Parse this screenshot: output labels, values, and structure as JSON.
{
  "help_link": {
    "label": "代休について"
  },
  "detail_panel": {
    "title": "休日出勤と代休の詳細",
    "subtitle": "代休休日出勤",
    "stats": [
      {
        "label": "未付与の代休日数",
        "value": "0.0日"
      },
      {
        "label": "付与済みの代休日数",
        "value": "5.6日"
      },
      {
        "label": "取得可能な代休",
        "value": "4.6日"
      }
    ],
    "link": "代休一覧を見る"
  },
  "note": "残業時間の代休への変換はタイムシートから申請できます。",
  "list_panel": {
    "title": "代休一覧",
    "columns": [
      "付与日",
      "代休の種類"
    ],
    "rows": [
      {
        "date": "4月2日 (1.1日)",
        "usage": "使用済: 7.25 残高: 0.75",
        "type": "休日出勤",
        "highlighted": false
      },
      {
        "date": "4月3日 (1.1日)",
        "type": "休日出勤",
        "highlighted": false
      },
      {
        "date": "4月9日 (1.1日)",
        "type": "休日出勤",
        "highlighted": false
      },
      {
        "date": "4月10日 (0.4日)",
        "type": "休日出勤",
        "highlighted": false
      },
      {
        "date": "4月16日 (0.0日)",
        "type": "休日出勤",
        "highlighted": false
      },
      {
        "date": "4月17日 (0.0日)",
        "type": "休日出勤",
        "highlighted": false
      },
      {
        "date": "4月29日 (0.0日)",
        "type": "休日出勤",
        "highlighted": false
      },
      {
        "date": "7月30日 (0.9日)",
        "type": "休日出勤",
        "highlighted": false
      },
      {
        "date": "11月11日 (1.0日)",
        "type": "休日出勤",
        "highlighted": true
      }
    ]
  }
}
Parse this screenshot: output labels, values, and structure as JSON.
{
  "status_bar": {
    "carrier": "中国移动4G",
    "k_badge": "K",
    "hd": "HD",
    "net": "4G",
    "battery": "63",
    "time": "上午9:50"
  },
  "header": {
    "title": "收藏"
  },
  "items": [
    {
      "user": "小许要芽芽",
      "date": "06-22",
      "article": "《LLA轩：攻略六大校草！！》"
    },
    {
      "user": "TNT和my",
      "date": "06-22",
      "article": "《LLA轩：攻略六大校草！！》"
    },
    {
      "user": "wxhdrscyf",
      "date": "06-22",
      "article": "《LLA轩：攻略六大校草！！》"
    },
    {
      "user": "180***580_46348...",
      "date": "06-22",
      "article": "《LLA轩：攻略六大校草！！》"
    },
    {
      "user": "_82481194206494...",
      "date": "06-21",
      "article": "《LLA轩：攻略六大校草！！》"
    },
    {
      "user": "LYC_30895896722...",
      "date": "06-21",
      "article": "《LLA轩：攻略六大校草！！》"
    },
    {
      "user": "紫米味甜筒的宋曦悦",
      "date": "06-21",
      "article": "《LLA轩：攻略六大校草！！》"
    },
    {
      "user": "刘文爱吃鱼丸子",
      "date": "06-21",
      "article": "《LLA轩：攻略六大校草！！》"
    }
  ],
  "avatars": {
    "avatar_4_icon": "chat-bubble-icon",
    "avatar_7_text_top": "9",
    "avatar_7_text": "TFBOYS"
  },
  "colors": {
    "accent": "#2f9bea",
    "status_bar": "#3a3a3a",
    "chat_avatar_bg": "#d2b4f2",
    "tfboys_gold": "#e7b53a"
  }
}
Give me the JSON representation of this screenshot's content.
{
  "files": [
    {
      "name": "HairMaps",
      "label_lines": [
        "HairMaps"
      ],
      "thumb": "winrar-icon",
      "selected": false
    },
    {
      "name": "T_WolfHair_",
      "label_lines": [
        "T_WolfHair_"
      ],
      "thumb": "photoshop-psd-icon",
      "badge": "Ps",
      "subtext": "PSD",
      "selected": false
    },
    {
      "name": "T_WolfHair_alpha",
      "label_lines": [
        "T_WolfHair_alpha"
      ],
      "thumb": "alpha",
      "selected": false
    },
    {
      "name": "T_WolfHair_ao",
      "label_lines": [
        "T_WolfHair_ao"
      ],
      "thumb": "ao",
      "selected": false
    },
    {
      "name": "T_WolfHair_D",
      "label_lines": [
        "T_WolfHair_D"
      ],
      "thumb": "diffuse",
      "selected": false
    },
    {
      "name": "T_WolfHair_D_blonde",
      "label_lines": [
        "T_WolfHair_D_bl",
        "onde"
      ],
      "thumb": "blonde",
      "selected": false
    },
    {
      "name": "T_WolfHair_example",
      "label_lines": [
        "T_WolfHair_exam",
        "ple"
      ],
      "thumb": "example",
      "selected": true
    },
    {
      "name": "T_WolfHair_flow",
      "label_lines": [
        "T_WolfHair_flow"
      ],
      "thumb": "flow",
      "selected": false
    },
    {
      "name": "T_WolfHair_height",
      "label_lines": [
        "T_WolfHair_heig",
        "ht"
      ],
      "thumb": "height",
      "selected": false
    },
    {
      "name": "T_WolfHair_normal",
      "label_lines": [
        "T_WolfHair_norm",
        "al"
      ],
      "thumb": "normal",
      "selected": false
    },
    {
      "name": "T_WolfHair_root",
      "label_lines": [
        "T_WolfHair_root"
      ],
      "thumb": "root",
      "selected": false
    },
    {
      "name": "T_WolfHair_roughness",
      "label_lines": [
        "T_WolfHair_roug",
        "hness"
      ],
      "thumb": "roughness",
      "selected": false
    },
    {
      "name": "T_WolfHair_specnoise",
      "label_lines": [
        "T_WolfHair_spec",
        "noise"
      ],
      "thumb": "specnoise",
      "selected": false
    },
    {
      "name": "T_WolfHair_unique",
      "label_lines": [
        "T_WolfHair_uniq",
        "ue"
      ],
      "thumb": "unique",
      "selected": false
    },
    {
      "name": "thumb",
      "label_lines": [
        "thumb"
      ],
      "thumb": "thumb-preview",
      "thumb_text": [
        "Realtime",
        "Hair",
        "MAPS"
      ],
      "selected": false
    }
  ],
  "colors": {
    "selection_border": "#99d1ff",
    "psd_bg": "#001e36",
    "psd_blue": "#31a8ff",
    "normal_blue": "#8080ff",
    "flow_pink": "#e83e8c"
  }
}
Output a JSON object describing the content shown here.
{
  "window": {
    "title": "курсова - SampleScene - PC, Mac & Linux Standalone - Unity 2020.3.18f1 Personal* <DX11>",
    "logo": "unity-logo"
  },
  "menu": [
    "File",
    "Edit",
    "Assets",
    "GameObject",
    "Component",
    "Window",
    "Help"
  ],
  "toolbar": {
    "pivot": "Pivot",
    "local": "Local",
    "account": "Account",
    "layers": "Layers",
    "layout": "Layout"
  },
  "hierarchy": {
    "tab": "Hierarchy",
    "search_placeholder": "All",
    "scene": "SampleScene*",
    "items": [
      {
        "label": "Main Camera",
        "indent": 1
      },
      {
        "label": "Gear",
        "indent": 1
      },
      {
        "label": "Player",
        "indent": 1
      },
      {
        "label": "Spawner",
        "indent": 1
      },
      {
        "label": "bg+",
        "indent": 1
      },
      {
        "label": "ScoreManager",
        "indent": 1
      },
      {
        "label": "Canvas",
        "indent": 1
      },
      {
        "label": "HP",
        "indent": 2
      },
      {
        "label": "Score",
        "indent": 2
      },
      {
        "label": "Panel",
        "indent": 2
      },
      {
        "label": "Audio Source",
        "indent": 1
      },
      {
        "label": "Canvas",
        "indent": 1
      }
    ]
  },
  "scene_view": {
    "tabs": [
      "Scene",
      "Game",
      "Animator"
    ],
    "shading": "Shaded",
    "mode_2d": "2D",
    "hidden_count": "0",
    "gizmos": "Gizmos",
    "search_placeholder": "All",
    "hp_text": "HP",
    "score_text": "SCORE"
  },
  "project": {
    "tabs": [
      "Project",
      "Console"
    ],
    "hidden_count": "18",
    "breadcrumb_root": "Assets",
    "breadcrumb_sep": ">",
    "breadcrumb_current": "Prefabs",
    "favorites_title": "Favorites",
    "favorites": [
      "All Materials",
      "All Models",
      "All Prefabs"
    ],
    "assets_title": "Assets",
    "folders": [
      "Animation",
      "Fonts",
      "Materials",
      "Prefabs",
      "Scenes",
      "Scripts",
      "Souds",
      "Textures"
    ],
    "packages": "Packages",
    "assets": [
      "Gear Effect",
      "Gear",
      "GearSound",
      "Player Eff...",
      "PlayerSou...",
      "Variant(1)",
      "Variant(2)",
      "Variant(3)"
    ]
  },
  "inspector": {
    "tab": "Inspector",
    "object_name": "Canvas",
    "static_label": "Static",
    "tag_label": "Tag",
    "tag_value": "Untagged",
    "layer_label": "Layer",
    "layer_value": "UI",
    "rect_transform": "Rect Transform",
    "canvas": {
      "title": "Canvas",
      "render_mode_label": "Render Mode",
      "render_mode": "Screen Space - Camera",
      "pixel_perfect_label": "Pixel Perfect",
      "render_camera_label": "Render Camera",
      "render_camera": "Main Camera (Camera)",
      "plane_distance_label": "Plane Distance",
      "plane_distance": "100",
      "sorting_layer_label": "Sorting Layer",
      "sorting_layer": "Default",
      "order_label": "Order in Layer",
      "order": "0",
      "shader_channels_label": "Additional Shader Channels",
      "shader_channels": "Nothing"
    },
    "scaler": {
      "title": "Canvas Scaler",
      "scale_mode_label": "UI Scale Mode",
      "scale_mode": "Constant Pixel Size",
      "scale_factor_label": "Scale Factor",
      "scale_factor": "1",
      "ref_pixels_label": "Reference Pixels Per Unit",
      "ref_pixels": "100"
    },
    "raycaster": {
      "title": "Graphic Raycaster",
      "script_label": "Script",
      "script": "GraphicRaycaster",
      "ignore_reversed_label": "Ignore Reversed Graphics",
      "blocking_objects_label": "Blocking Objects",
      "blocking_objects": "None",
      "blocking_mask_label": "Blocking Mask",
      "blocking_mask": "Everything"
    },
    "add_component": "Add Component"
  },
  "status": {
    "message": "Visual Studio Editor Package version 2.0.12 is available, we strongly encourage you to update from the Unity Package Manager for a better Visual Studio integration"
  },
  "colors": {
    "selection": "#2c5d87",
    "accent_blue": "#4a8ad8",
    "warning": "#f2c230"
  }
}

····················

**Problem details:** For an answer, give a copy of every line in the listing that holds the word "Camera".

**Written reply:**
        "label": "Main Camera",
      "render_mode": "Screen Space - Camera",
      "render_camera_label": "Render Camera",
      "render_camera": "Main Camera (Camera)",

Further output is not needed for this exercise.